What you have to do:
All the data should be printed again exactly as written.

Data for processing:
──────

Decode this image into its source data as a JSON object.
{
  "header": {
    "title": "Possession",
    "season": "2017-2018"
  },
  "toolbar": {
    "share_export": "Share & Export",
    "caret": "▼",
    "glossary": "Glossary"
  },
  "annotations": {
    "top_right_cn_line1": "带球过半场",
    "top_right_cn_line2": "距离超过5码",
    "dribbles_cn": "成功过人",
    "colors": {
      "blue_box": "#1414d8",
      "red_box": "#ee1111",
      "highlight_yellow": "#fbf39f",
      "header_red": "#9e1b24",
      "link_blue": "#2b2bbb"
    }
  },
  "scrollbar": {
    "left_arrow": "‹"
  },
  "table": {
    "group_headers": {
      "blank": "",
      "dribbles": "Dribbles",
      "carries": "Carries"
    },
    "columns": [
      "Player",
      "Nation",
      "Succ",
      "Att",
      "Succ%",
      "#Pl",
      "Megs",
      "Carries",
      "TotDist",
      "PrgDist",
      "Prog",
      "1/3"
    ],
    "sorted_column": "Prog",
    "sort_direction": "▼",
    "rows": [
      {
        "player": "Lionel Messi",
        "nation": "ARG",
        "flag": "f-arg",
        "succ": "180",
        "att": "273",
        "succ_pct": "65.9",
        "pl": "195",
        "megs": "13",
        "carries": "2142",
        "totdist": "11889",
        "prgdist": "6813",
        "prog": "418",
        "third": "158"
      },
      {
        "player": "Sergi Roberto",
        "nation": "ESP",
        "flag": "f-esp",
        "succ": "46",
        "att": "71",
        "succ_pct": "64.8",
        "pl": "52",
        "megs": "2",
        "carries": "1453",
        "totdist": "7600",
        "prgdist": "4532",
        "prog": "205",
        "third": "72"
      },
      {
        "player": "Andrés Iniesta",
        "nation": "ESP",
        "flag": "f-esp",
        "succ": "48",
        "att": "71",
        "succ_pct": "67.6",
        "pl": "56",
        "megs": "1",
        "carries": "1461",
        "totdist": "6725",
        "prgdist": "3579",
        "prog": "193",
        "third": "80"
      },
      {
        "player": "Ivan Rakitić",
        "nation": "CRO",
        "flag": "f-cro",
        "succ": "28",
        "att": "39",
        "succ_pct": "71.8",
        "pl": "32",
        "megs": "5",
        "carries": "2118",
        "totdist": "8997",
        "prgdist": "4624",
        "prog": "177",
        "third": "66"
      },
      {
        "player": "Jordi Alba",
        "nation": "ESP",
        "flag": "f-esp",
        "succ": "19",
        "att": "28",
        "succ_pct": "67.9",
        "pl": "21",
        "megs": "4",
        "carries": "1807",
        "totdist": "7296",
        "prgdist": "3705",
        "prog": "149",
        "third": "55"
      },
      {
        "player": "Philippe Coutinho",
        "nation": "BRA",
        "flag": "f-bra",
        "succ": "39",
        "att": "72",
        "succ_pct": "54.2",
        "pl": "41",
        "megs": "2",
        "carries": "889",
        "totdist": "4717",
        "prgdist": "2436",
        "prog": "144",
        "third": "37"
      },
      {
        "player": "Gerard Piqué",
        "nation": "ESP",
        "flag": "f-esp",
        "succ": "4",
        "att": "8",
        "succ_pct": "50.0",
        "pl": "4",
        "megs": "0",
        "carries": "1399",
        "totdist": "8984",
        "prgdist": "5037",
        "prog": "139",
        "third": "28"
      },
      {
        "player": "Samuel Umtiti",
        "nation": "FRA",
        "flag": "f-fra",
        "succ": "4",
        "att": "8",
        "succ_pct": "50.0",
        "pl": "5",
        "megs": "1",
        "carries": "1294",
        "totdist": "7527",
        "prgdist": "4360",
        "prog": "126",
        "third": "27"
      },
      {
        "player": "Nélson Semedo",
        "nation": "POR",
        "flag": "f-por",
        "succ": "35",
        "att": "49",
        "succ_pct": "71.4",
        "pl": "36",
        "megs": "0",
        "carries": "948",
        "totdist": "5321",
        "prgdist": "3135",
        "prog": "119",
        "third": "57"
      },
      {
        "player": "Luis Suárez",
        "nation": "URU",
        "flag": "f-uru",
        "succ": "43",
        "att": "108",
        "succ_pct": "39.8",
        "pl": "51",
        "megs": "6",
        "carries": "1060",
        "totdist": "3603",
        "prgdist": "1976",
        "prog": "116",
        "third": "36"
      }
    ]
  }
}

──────

Problem solution:
Decode this image into its source data as a JSON object.
{
  "header": {
    "title": "Possession",
    "season": "2017-2018"
  },
  "toolbar": {
    "share_export": "Share & Export",
    "caret": "▼",
    "glossary": "Glossary"
  },
  "annotations": {
    "top_right_cn_line1": "带球过半场",
    "top_right_cn_line2": "距离超过5码",
    "dribbles_cn": "成功过人",
    "colors": {
      "blue_box": "#1414d8",
      "red_box": "#ee1111",
      "highlight_yellow": "#fbf39f",
      "header_red": "#9e1b24",
      "link_blue": "#2b2bbb"
    }
  },
  "scrollbar": {
    "left_arrow": "‹"
  },
  "table": {
    "group_headers": {
      "blank": "",
      "dribbles": "Dribbles",
      "carries": "Carries"
    },
    "columns": [
      "Player",
      "Nation",
      "Succ",
      "Att",
      "Succ%",
      "#Pl",
      "Megs",
      "Carries",
      "TotDist",
      "PrgDist",
      "Prog",
      "1/3"
    ],
    "sorted_column": "Prog",
    "sort_direction": "▼",
    "rows": [
      {
        "player": "Lionel Messi",
        "nation": "ARG",
        "flag": "f-arg",
        "succ": "180",
        "att": "273",
        "succ_pct": "65.9",
        "pl": "195",
        "megs": "13",
        "carries": "2142",
        "totdist": "11889",
        "prgdist": "6813",
        "prog": "418",
        "third": "158"
      },
      {
        "player": "Sergi Roberto",
        "nation": "ESP",
        "flag": "f-esp",
        "succ": "46",
        "att": "71",
        "succ_pct": "64.8",
        "pl": "52",
        "megs": "2",
        "carries": "1453",
        "totdist": "7600",
        "prgdist": "4532",
        "prog": "205",
        "third": "72"
      },
      {
        "player": "Andrés Iniesta",
        "nation": "ESP",
        "flag": "f-esp",
        "succ": "48",
        "att": "71",
        "succ_pct": "67.6",
        "pl": "56",
        "megs": "1",
        "carries": "1461",
        "totdist": "6725",
        "prgdist": "3579",
        "prog": "193",
        "third": "80"
      },
      {
        "player": "Ivan Rakitić",
        "nation": "CRO",
        "flag": "f-cro",
        "succ": "28",
        "att": "39",
        "succ_pct": "71.8",
        "pl": "32",
        "megs": "5",
        "carries": "2118",
        "totdist": "8997",
        "prgdist": "4624",
        "prog": "177",
        "third": "66"
      },
      {
        "player": "Jordi Alba",
        "nation": "ESP",
        "flag": "f-esp",
        "succ": "19",
        "att": "28",
        "succ_pct": "67.9",
        "pl": "21",
        "megs": "4",
        "carries": "1807",
        "totdist": "7296",
        "prgdist": "3705",
        "prog": "149",
        "third": "55"
      },
      {
        "player": "Philippe Coutinho",
        "nation": "BRA",
        "flag": "f-bra",
        "succ": "39",
        "att": "72",
        "succ_pct": "54.2",
        "pl": "41",
        "megs": "2",
        "carries": "889",
        "totdist": "4717",
        "prgdist": "2436",
        "prog": "144",
        "third": "37"
      },
      {
        "player": "Gerard Piqué",
        "nation": "ESP",
        "flag": "f-esp",
        "succ": "4",
        "att": "8",
        "succ_pct": "50.0",
        "pl": "4",
        "megs": "0",
        "carries": "1399",
        "totdist": "8984",
        "prgdist": "5037",
        "prog": "139",
        "third": "28"
      },
      {
        "player": "Samuel Umtiti",
        "nation": "FRA",
        "flag": "f-fra",
        "succ": "4",
        "att": "8",
        "succ_pct": "50.0",
        "pl": "5",
        "megs": "1",
        "carries": "1294",
        "totdist": "7527",
        "prgdist": "4360",
        "prog": "126",
        "third": "27"
      },
      {
        "player": "Nélson Semedo",
        "nation": "POR",
        "flag": "f-por",
        "succ": "35",
        "att": "49",
        "succ_pct": "71.4",
        "pl": "36",
        "megs": "0",
        "carries": "948",
        "totdist": "5321",
        "prgdist": "3135",
        "prog": "119",
        "third": "57"
      },
      {
        "player": "Luis Suárez",
        "nation": "URU",
        "flag": "f-uru",
        "succ": "43",
        "att": "108",
        "succ_pct": "39.8",
        "pl": "51",
        "megs": "6",
        "carries": "1060",
        "totdist": "3603",
        "prgdist": "1976",
        "prog": "116",
        "third": "36"
      }
    ]
  }
}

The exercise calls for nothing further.